To make a long story short, this weekend we went glasses-shopping. The stars must have been in perfect alignment because not only did I find frames I really liked in less than ten minutes, but I also got seen by the eye doctor that same day.  My glasses have been ordered, and now I’m just waiting for the phone call.

So what kind of frames did I get? Dark, square-ish, kinda “geek chic.”  They’re heavier and more sturdy, but that’s okay. If I get a yen for freedom, I can always spring The Girls out of Boob Jail.

 

The Synopsis–Punishment for My Misspent Youth

I’ve been quite the busy little bee today.scissors

Up and at ’em early to get grocery shopping out of the way. Submitted a book review.  Wrote a diary for Daily Kos. Sent an email to my beloved older brother. Kinda sorted through the nuclear waste dump of my desk. Got the cats stoned on catnip. Did some Scrivener notes for an article about insane food prices/food speculation/etc. that I’ve been wanting to write for a long time.

This would all be quite laudable (well, maybe not the getting-the- cats-stoned part) except I’m supposed to be streamlining a synopsis for my novel OLD WOLVES.  To borrow a phrase from my character Martin McBride, I’d sooner have bamboo splinters shoved under all twenty of my nails.

And most of it’s my own damned fault.

I’d seen some really good articles (including The Snowflake Method for Designing a Novel ) that said one of the best things I could do for myself as a writer was to draft a synopsis before getting too far along in the creative process. I could always go back and change it, they reassured me, but at least I’d have a framework of sorts, and I’d thank them later when it came time to submit WOLVES to agents.

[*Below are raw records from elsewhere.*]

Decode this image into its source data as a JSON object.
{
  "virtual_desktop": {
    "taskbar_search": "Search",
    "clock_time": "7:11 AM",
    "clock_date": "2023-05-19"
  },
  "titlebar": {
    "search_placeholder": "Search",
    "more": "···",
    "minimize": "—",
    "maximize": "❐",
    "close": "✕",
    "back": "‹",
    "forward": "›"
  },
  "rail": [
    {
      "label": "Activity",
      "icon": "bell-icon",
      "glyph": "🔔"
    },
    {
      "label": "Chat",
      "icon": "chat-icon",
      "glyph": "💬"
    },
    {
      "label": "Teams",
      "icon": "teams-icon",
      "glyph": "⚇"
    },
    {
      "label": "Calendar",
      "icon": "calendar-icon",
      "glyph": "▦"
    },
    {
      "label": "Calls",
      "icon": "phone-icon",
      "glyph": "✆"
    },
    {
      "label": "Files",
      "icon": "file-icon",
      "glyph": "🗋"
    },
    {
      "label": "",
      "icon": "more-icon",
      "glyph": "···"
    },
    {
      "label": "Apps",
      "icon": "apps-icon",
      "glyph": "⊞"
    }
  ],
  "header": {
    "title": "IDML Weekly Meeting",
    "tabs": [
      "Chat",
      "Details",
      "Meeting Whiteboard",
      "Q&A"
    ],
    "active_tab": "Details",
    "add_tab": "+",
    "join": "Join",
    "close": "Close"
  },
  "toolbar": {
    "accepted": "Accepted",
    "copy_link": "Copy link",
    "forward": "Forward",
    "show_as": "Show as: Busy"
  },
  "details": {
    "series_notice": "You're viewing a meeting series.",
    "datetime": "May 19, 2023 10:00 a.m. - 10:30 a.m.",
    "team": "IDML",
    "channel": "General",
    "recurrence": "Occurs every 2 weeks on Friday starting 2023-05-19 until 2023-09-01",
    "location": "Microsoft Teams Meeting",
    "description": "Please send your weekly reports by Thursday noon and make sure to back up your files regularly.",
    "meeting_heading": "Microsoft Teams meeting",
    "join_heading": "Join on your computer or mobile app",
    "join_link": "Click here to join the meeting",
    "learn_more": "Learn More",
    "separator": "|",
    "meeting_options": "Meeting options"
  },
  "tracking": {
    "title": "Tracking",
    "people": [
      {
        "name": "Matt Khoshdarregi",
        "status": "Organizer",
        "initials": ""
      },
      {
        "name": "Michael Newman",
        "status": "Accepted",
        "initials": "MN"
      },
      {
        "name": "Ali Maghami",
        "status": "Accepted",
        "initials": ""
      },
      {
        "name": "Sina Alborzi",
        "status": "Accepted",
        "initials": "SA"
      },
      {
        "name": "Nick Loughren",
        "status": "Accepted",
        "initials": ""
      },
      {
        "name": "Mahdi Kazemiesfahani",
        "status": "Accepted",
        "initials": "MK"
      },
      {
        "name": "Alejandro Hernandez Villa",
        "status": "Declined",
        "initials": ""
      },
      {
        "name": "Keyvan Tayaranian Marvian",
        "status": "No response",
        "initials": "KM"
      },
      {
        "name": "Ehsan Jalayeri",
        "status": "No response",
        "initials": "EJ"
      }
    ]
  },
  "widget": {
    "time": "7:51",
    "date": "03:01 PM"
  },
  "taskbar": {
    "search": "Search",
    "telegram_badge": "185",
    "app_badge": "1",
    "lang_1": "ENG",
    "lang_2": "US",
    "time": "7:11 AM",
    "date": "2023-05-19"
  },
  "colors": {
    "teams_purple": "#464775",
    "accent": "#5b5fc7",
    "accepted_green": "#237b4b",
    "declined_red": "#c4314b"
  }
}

Excellent advice, which I didn’t take because I was totally possessed while writing WOLVES.  The words kept flowing, the characters came alive, some days it was almost like spirit-writing.  I’d created this intriguing world full of fabulously-flawed people and I didn’t want to stop for anything until WOLVES was finished.

Then came time to market the book.

Some agents wanted just a query letter.  I sweated blood over the letter for quite awhile but finally got the hang of it.

In addition to the query letter, other agents wanted sample chapters.  No problem, got ’em right here, plenty more where that came from.

But there were also agents, including some I really wanted to query, who also required–horror of horrors–a synopsis.

Synopsis: taking an 80,000+ word novel and cramming the high points of its plot line into 3, 2, or sometimes even 1 page(s) depending on the agent I’m querying, and making it enticing enough to catch the interest of someone who gets a zillion queries from hopeful authors every month.

After a pitched battle, I finally managed to get a (much too long) draft synopsis put together earlier this week. Now I have to attack it mercilessly, stripping it down to mean leanness, setting aside almost everything that makes WOLVES…well…WOLVES, at least to me.

It’s a ghastly process, easily the most difficult writing I’ve ever done in my life.

Needless to say, I’m thoroughly chastened.  My current project, MAGIC MAN, already has a synopsis.  It also has the one-sentence summary and one-paragraph description Randy Ingermanson recommends in the article I linked to above.  (Thank you, Randy!)

With that, I’m back into the fray. Wish me luck!

photo credit: mikeyp2000 via photopin cc